At a time when the format of music promos seems to have become all too familiar, indeed even those which endeavour to shock us through the inclusion of controversial content (Lady Gaga and Rihanna stirring up arguments about the objectification of women and so on) seem to follow similar lines, the notion of a music promo being fashioned by ordinary members of the public might arguably offer a welcome, if not refreshing, new dimension to the musicians’ stock of creative resources. It is not inconceivable, given the success of The Harlem Shake, that promos which are either deliberately or inadvertently, produced by the public might attract greater attention, and therefore in some cases serve musicians better than professionally produced alternatives.

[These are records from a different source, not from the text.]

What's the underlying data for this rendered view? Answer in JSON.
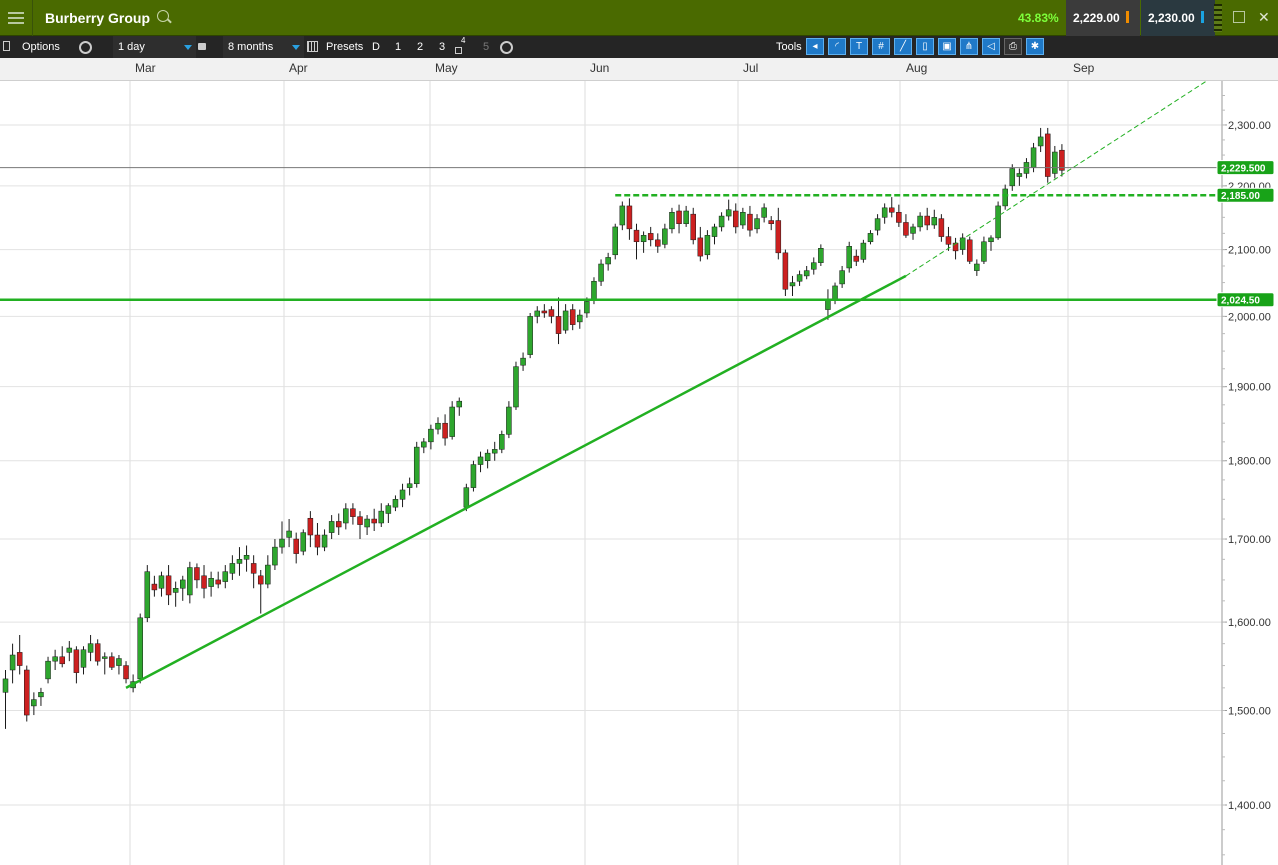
{
  "window": {
    "instrument_name": "Burberry Group",
    "change_pct": "43.83%",
    "sell_price": "2,229.00",
    "buy_price": "2,230.00"
  },
  "toolbar": {
    "options_label": "Options",
    "interval": "1 day",
    "period": "8 months",
    "presets_label": "Presets",
    "presets": [
      "D",
      "1",
      "2",
      "3",
      "4",
      "5"
    ],
    "tools_label": "Tools"
  },
  "chart_data": {
    "type": "candlestick",
    "x_months": [
      "Mar",
      "Apr",
      "May",
      "Jun",
      "Jul",
      "Aug",
      "Sep"
    ],
    "y_ticks": [
      "2,300.00",
      "2,200.00",
      "2,100.00",
      "2,000.00",
      "1,900.00",
      "1,800.00",
      "1,700.00",
      "1,600.00",
      "1,500.00",
      "1,400.00"
    ],
    "y_tick_values": [
      2300,
      2200,
      2100,
      2000,
      1900,
      1800,
      1700,
      1600,
      1500,
      1400
    ],
    "ylim": [
      1340,
      2375
    ],
    "current_price": 2229.5,
    "current_price_label": "2,229.500",
    "resistance_level": 2185.0,
    "resistance_label": "2,185.00",
    "support_level": 2024.5,
    "support_label": "2,024.50",
    "colors": {
      "up": "#2ea62e",
      "down": "#cc2020",
      "line": "#22b022",
      "label": "#18a318"
    },
    "candles": [
      [
        1520,
        1545,
        1480,
        1535
      ],
      [
        1545,
        1575,
        1530,
        1562
      ],
      [
        1565,
        1585,
        1540,
        1550
      ],
      [
        1545,
        1550,
        1488,
        1495
      ],
      [
        1505,
        1520,
        1495,
        1512
      ],
      [
        1515,
        1525,
        1505,
        1520
      ],
      [
        1535,
        1560,
        1530,
        1555
      ],
      [
        1555,
        1568,
        1545,
        1560
      ],
      [
        1560,
        1572,
        1548,
        1552
      ],
      [
        1565,
        1578,
        1555,
        1570
      ],
      [
        1568,
        1572,
        1530,
        1542
      ],
      [
        1548,
        1572,
        1540,
        1568
      ],
      [
        1565,
        1585,
        1555,
        1575
      ],
      [
        1575,
        1580,
        1550,
        1555
      ],
      [
        1558,
        1565,
        1540,
        1560
      ],
      [
        1560,
        1565,
        1545,
        1548
      ],
      [
        1550,
        1562,
        1540,
        1558
      ],
      [
        1550,
        1555,
        1530,
        1535
      ],
      [
        1525,
        1540,
        1520,
        1532
      ],
      [
        1535,
        1610,
        1530,
        1605
      ],
      [
        1605,
        1668,
        1600,
        1660
      ],
      [
        1645,
        1655,
        1630,
        1638
      ],
      [
        1640,
        1660,
        1630,
        1655
      ],
      [
        1655,
        1668,
        1620,
        1632
      ],
      [
        1635,
        1648,
        1618,
        1640
      ],
      [
        1640,
        1655,
        1625,
        1650
      ],
      [
        1632,
        1672,
        1622,
        1665
      ],
      [
        1665,
        1670,
        1640,
        1650
      ],
      [
        1655,
        1668,
        1628,
        1640
      ],
      [
        1642,
        1660,
        1630,
        1652
      ],
      [
        1650,
        1660,
        1640,
        1645
      ],
      [
        1648,
        1668,
        1640,
        1660
      ],
      [
        1658,
        1680,
        1650,
        1670
      ],
      [
        1670,
        1690,
        1655,
        1675
      ],
      [
        1675,
        1692,
        1660,
        1680
      ],
      [
        1670,
        1680,
        1640,
        1658
      ],
      [
        1655,
        1662,
        1610,
        1645
      ],
      [
        1645,
        1680,
        1640,
        1668
      ],
      [
        1668,
        1700,
        1662,
        1690
      ],
      [
        1690,
        1722,
        1682,
        1700
      ],
      [
        1702,
        1725,
        1690,
        1710
      ],
      [
        1700,
        1708,
        1670,
        1682
      ],
      [
        1685,
        1712,
        1680,
        1708
      ],
      [
        1726,
        1735,
        1690,
        1705
      ],
      [
        1705,
        1720,
        1680,
        1690
      ],
      [
        1690,
        1712,
        1685,
        1705
      ],
      [
        1708,
        1730,
        1700,
        1722
      ],
      [
        1722,
        1732,
        1705,
        1715
      ],
      [
        1720,
        1745,
        1712,
        1738
      ],
      [
        1738,
        1745,
        1718,
        1728
      ],
      [
        1728,
        1735,
        1700,
        1718
      ],
      [
        1715,
        1730,
        1705,
        1725
      ],
      [
        1725,
        1738,
        1710,
        1720
      ],
      [
        1720,
        1745,
        1715,
        1735
      ],
      [
        1732,
        1745,
        1720,
        1742
      ],
      [
        1740,
        1755,
        1735,
        1750
      ],
      [
        1750,
        1770,
        1740,
        1762
      ],
      [
        1765,
        1778,
        1755,
        1770
      ],
      [
        1770,
        1825,
        1765,
        1818
      ],
      [
        1818,
        1830,
        1810,
        1825
      ],
      [
        1825,
        1848,
        1815,
        1842
      ],
      [
        1842,
        1858,
        1835,
        1850
      ],
      [
        1850,
        1862,
        1820,
        1830
      ],
      [
        1832,
        1880,
        1828,
        1872
      ],
      [
        1872,
        1885,
        1860,
        1880
      ],
      [
        1740,
        1770,
        1735,
        1765
      ],
      [
        1765,
        1800,
        1760,
        1795
      ],
      [
        1795,
        1812,
        1785,
        1805
      ],
      [
        1800,
        1815,
        1790,
        1810
      ],
      [
        1810,
        1825,
        1800,
        1815
      ],
      [
        1815,
        1840,
        1810,
        1835
      ],
      [
        1835,
        1880,
        1830,
        1872
      ],
      [
        1872,
        1935,
        1868,
        1928
      ],
      [
        1930,
        1948,
        1922,
        1940
      ],
      [
        1945,
        2005,
        1940,
        2000
      ],
      [
        2000,
        2015,
        1990,
        2008
      ],
      [
        2008,
        2018,
        1998,
        2005
      ],
      [
        2010,
        2015,
        1990,
        2000
      ],
      [
        2000,
        2028,
        1960,
        1975
      ],
      [
        1980,
        2018,
        1975,
        2008
      ],
      [
        2010,
        2018,
        1980,
        1988
      ],
      [
        1992,
        2010,
        1982,
        2002
      ],
      [
        2005,
        2028,
        1998,
        2022
      ],
      [
        2025,
        2058,
        2018,
        2052
      ],
      [
        2052,
        2085,
        2045,
        2078
      ],
      [
        2078,
        2095,
        2068,
        2088
      ],
      [
        2092,
        2140,
        2085,
        2135
      ],
      [
        2138,
        2175,
        2130,
        2168
      ],
      [
        2168,
        2180,
        2115,
        2132
      ],
      [
        2130,
        2140,
        2085,
        2112
      ],
      [
        2112,
        2128,
        2095,
        2122
      ],
      [
        2125,
        2135,
        2105,
        2115
      ],
      [
        2115,
        2125,
        2095,
        2105
      ],
      [
        2108,
        2140,
        2102,
        2132
      ],
      [
        2132,
        2165,
        2125,
        2158
      ],
      [
        2160,
        2170,
        2125,
        2140
      ],
      [
        2140,
        2168,
        2135,
        2160
      ],
      [
        2155,
        2165,
        2108,
        2115
      ],
      [
        2118,
        2135,
        2082,
        2090
      ],
      [
        2092,
        2130,
        2085,
        2122
      ],
      [
        2120,
        2140,
        2108,
        2135
      ],
      [
        2135,
        2158,
        2128,
        2152
      ],
      [
        2152,
        2178,
        2145,
        2162
      ],
      [
        2160,
        2172,
        2125,
        2135
      ],
      [
        2138,
        2165,
        2132,
        2158
      ],
      [
        2155,
        2168,
        2120,
        2130
      ],
      [
        2132,
        2155,
        2125,
        2148
      ],
      [
        2150,
        2172,
        2142,
        2165
      ],
      [
        2145,
        2152,
        2130,
        2140
      ],
      [
        2145,
        2165,
        2085,
        2095
      ],
      [
        2095,
        2100,
        2030,
        2040
      ],
      [
        2045,
        2060,
        2030,
        2050
      ],
      [
        2052,
        2068,
        2045,
        2062
      ],
      [
        2060,
        2075,
        2055,
        2068
      ],
      [
        2070,
        2088,
        2062,
        2080
      ],
      [
        2080,
        2108,
        2075,
        2102
      ],
      [
        2010,
        2040,
        1995,
        2025
      ],
      [
        2025,
        2050,
        2018,
        2045
      ],
      [
        2048,
        2075,
        2042,
        2068
      ],
      [
        2072,
        2112,
        2065,
        2105
      ],
      [
        2090,
        2100,
        2075,
        2082
      ],
      [
        2085,
        2115,
        2080,
        2110
      ],
      [
        2112,
        2130,
        2108,
        2125
      ],
      [
        2130,
        2155,
        2122,
        2148
      ],
      [
        2150,
        2172,
        2140,
        2165
      ],
      [
        2165,
        2182,
        2150,
        2158
      ],
      [
        2158,
        2170,
        2135,
        2142
      ],
      [
        2142,
        2155,
        2118,
        2122
      ],
      [
        2125,
        2140,
        2115,
        2135
      ],
      [
        2135,
        2158,
        2128,
        2152
      ],
      [
        2152,
        2165,
        2130,
        2138
      ],
      [
        2138,
        2162,
        2132,
        2150
      ],
      [
        2148,
        2155,
        2112,
        2120
      ],
      [
        2120,
        2135,
        2098,
        2108
      ],
      [
        2110,
        2118,
        2085,
        2098
      ],
      [
        2100,
        2125,
        2092,
        2118
      ],
      [
        2115,
        2120,
        2078,
        2082
      ],
      [
        2068,
        2085,
        2060,
        2078
      ],
      [
        2082,
        2120,
        2078,
        2112
      ],
      [
        2112,
        2122,
        2098,
        2118
      ],
      [
        2118,
        2175,
        2115,
        2168
      ],
      [
        2168,
        2202,
        2162,
        2195
      ],
      [
        2200,
        2235,
        2192,
        2228
      ],
      [
        2215,
        2228,
        2200,
        2220
      ],
      [
        2220,
        2245,
        2212,
        2238
      ],
      [
        2230,
        2270,
        2222,
        2262
      ],
      [
        2265,
        2295,
        2255,
        2280
      ],
      [
        2285,
        2295,
        2205,
        2215
      ],
      [
        2220,
        2265,
        2212,
        2255
      ],
      [
        2258,
        2268,
        2215,
        2225
      ]
    ]
  }
}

There has been other evidence to support this idea; Gangnam Style and Gotye’s Somebody That I Used to Know instantly spring to mind here as two cases which owe much of their popularity to the new phenomenon of video virality. Likewise, if one views The Black Keys’ music video for Lonely Boy, which also went viral within 24 hours, we might conclude that audiences are increasingly equally content to accept recordings of regular citizens (in this case part-time Security Guard Derrick T. Tuggle) as visual accompaniments to a given piece of music as the musicians themselves, who arguably might be better off concentrating on being musicians rather than dancers, comedians or showmen/women; factors which some might argue have threatened the musicality of popular music since the advent of MTV in 1981. We can only speculate as to the implications of such creative openings for the future of music promos, and indeed music marketing and consumption. However, if the passage of time affirms The Harlem Shake as a cornerstone for change, then the opportunities for reinvigorating (or dare I say ‘shaking up’) the format of the music promo have surely been broadened, if not significantly enriched, as audiences can increasingly enjoy greater freedom in their interpretation of the music which accompanies their everyday lives.